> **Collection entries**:
______
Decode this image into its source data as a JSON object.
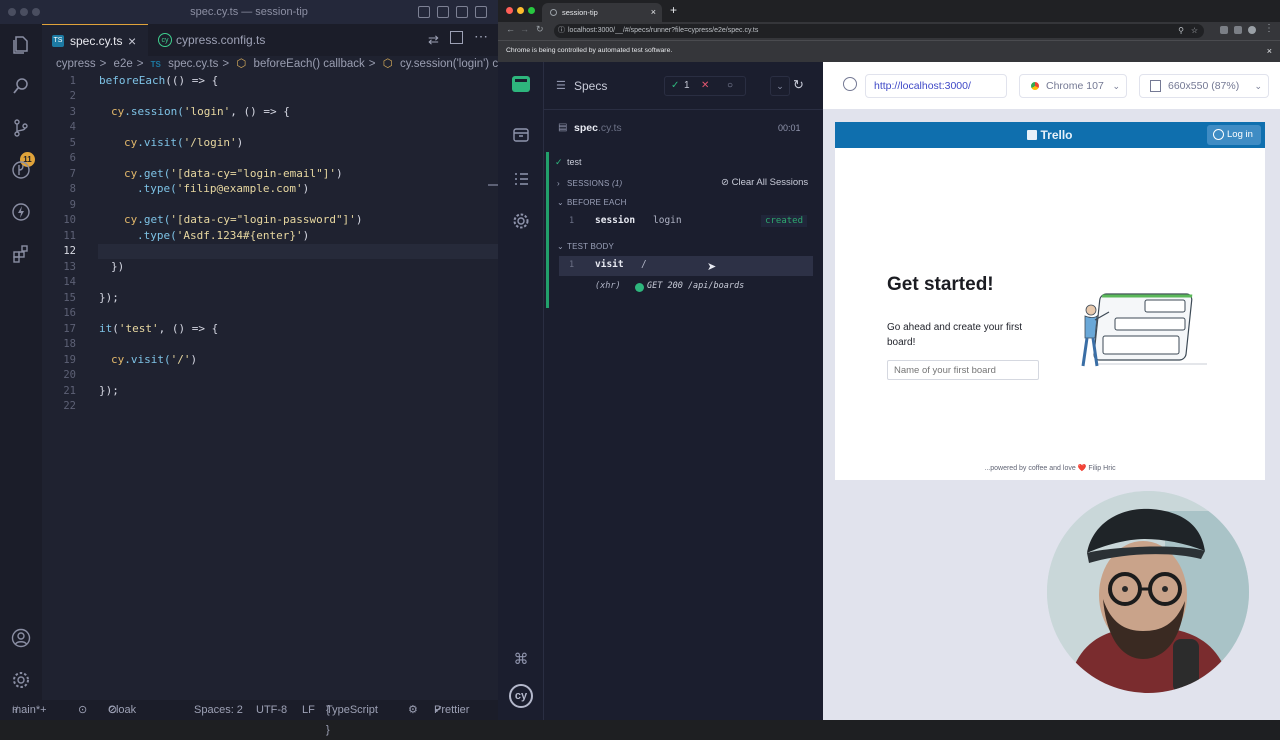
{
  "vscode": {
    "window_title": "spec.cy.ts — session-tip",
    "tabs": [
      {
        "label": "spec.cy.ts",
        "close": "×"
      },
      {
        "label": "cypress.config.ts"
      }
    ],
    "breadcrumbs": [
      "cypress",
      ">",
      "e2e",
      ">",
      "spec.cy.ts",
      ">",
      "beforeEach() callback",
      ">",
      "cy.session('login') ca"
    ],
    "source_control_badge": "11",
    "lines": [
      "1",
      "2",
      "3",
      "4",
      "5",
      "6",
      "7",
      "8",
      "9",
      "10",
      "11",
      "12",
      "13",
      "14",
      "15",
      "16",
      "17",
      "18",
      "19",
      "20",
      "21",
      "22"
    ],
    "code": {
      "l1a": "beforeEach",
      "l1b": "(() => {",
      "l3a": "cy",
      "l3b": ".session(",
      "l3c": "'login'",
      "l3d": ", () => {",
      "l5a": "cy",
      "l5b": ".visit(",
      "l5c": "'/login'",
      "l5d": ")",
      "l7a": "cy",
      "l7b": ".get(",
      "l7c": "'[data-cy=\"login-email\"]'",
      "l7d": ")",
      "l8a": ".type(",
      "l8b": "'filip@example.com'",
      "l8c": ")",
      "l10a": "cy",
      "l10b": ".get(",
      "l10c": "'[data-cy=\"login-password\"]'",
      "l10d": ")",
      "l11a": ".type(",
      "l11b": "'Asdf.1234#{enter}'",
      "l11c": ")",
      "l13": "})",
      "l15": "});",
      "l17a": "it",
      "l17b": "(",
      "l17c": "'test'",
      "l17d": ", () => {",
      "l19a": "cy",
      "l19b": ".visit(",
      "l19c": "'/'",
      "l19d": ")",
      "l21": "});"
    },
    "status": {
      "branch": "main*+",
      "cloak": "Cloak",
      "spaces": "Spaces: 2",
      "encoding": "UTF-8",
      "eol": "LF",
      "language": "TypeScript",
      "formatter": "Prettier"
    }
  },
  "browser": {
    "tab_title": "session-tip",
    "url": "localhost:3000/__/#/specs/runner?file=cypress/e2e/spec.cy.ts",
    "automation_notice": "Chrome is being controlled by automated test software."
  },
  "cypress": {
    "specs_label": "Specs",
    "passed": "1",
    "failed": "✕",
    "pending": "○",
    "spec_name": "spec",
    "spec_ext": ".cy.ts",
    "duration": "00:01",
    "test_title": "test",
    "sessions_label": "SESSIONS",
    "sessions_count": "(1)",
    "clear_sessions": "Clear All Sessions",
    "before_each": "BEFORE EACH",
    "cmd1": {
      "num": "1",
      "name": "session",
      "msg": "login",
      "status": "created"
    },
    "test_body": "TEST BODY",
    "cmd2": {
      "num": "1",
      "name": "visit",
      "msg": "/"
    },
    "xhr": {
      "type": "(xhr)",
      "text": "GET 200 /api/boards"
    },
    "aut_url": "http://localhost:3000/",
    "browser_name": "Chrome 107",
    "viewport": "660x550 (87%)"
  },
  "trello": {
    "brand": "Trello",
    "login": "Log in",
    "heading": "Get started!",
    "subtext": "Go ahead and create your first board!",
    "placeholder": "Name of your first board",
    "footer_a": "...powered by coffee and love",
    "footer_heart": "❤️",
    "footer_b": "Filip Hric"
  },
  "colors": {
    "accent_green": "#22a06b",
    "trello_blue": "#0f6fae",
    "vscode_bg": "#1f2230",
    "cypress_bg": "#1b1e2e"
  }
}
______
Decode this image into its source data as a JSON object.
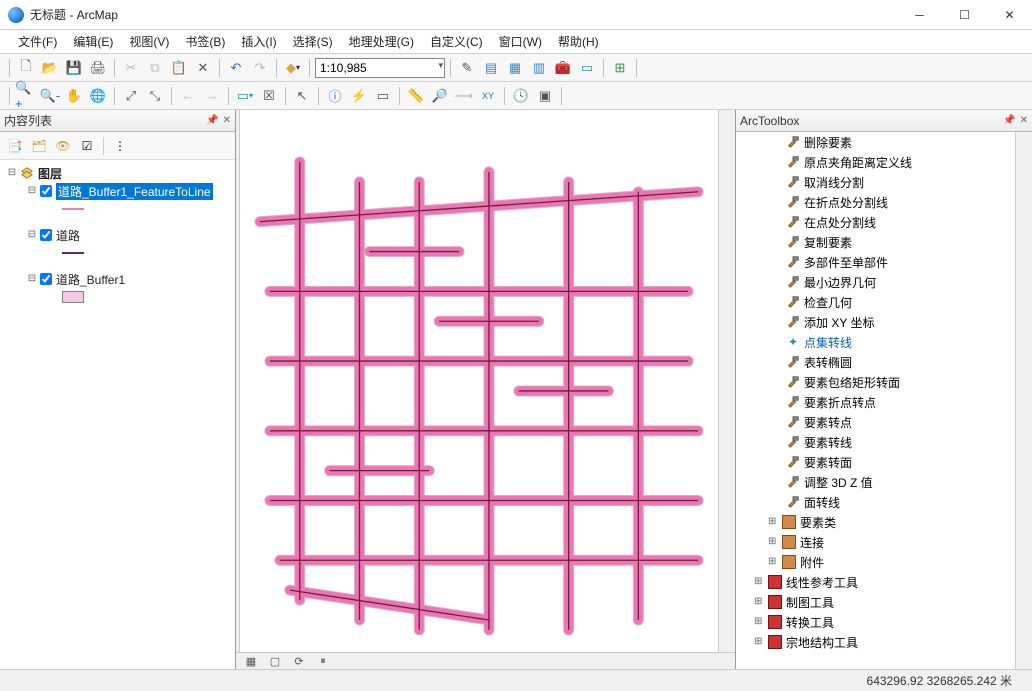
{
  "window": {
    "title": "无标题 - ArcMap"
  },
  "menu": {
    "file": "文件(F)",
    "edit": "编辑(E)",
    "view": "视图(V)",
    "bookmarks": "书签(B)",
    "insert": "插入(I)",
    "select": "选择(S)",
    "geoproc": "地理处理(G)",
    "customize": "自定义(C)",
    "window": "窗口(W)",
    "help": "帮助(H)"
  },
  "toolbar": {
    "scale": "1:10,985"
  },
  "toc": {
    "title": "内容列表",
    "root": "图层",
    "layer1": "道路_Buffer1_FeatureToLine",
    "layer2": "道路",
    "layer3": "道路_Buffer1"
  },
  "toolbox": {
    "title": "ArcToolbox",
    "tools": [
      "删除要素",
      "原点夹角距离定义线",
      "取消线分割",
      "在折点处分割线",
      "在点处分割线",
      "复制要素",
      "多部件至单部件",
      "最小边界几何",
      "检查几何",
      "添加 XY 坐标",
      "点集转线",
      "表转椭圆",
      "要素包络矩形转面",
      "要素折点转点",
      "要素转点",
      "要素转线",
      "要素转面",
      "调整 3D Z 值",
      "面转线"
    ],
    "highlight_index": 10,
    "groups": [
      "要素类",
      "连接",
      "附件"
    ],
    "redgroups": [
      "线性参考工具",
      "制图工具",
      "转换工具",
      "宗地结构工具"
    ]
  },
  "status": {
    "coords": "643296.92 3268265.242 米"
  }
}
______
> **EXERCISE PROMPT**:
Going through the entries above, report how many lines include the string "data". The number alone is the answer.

> **RESULT**:
4